“Yes. It’s easy for adversaries to just say, you’re complaining or you’re just angry. And it’s worse when you’re a woman, whether you’re Arab or black, because of the [stereotype] of the “angry black woman”. So I really didn’t want to have something that was just a cry of anger or pain. I wanted to have full lives. I wanted it to be playful because I don’t want to write a story that just draws compassion for my characters – I want people to be able to be my characters, which is something very rare in our literature, you know, that you can put yourself [in the place of] a character who is Algerian.

And what about, I wonder, the translation process itself. Is there a lot of collaboration? “What I usually do,” Wynne says, “is have a finished first draft before I start asking the author questions. In this, as in any novel with a historical element, that means making research and so on. I can’t believe, he adds, that I was translating books before the Internet! That meant going to libraries to check everything.
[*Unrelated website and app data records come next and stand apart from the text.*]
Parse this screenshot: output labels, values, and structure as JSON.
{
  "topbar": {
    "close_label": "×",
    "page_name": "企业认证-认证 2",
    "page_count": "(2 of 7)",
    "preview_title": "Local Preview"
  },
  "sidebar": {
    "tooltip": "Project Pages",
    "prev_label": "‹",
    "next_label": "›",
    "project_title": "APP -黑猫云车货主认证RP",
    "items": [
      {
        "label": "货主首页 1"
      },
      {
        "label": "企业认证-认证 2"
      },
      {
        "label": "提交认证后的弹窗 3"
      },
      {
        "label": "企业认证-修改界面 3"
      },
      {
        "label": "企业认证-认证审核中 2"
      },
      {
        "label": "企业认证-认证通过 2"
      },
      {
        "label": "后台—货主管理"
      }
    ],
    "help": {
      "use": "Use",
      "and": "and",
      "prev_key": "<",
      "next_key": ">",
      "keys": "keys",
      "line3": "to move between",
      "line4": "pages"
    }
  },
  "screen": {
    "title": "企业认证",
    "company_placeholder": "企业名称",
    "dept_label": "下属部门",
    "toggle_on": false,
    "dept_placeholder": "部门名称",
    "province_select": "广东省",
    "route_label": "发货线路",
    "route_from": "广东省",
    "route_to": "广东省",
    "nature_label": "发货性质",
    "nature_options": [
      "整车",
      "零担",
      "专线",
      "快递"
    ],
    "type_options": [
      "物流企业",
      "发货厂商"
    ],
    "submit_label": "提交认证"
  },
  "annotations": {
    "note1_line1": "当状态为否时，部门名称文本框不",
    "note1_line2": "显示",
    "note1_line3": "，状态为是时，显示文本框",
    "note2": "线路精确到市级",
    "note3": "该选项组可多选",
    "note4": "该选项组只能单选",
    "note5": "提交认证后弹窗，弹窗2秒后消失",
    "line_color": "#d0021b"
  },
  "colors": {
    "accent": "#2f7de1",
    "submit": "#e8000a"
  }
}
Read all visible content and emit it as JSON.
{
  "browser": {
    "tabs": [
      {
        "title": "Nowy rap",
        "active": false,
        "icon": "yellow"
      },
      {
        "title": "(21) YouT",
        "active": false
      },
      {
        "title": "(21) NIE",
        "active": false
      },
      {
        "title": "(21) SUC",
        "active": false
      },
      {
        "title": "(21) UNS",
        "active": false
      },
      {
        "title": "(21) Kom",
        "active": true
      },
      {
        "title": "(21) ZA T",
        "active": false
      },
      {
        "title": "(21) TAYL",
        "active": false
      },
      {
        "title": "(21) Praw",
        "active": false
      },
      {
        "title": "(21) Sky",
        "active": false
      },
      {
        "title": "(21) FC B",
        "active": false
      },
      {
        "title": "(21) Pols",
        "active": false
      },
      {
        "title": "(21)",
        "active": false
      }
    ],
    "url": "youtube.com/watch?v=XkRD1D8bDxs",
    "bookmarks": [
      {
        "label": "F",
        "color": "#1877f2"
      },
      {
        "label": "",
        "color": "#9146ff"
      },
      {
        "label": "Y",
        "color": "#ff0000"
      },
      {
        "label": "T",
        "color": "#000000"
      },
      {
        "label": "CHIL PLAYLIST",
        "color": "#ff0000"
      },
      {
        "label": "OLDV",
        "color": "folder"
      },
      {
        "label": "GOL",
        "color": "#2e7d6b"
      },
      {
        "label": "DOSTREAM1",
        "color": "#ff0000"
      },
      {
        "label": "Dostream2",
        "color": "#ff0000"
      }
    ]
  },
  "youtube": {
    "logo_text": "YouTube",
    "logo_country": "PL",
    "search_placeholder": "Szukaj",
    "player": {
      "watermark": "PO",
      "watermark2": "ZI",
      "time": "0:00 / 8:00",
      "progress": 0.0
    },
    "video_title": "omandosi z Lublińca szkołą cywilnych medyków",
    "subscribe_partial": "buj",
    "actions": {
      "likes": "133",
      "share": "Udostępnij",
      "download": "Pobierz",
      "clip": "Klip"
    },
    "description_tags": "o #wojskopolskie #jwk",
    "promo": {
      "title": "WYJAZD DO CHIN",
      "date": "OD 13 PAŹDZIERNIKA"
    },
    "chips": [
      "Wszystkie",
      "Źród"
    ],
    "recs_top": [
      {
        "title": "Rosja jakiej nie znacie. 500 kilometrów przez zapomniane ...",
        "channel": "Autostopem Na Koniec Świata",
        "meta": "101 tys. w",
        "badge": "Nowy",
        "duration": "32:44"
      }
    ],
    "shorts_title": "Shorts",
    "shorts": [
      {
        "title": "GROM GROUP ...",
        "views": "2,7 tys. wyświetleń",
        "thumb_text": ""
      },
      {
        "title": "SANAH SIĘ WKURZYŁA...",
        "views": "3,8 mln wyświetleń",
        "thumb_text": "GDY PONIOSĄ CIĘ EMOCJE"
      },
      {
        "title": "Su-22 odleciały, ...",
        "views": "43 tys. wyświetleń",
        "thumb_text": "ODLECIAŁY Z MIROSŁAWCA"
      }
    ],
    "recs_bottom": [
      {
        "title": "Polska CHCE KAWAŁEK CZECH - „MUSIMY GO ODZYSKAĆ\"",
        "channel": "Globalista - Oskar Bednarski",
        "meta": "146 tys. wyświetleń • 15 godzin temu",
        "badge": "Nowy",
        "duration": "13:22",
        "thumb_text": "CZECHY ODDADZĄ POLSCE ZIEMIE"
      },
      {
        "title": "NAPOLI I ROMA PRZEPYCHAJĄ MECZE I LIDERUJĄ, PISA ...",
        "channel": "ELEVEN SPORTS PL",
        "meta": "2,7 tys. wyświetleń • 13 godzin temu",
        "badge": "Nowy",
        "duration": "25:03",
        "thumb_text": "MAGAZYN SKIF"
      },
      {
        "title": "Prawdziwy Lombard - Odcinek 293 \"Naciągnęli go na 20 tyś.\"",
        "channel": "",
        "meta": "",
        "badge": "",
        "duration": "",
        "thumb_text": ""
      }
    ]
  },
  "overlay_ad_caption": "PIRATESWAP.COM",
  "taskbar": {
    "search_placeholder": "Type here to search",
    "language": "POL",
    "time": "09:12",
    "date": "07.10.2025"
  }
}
When I come back to an author, he continues, It’s generally to deal with an ambiguity in the text, or sometimes it’s more general, on the voice, on the atmosphere.

“Most of the time,” Zeniter said, “I remember agreeing with you.”

“Which was very helpful to me,” says Wynne, “because my American editor didn’t always agree with me. So I could go up to her and say, ‘But you see, Alice, she agrees with me!’ »

As well as attending the awards ceremony on Monday, Wynne returns to London (“difficult week”) to preside over the final meeting of the International Booker Prize. “Then I put on a monkey costume on Thursday and tell the world what we’ve decided.” Like the Dublin Literary Award, the International Booker rewards both author and translator, although its £50,000 prize is split equally between author and translator. We have also seen a movement in the UK and Ireland to have translators named on book covers. Wynne “fallen into my fifth career as a translator when I was 40”; it was after his translation of Atomised by Michel Houellebecq won the Dublin Literary Award 20 years ago that he was able to do it full time. Does he think we are seeing more recognition of translation as an imaginative act rather than an imitative one?

“I do. I mean, historically, translation was considered a hobby. But you can’t just pour in a bunch of words and get a bunch of words out. It’s an act of imagination in which the novel has to be completely rewritten in another language. People still sometimes say to me, “They don’t have software to do that? But machine translation doesn’t understand irony, empathy or humor. He can’t tell a joke.

He continues: “I heard that very recently, people will say, ‘Oh, one author could have written the book, but many translators could have translated it.’ Is it true? Only Bach wrote the Goldberg Variations, but interpretations by Rosalind Tureck or Glenn Gould or Keith Jarrett are all fundamentally different, and I like knowing which one I buy.

And, as we close our conversation, he notes that even among people who should know better, a lack of recognition can still linger. “About 12 years ago, at the Frankfurt Book Fair,” Wynne recounts, “German translators at the time were campaigning for better rates and more recognition. And the editor of probably Germany’s most famous publishing house, told the translator of a Nobel Prize-winning Italian author, “Wynne smiles, “But I can find a translator anywhere. This city is full of pizzerias! »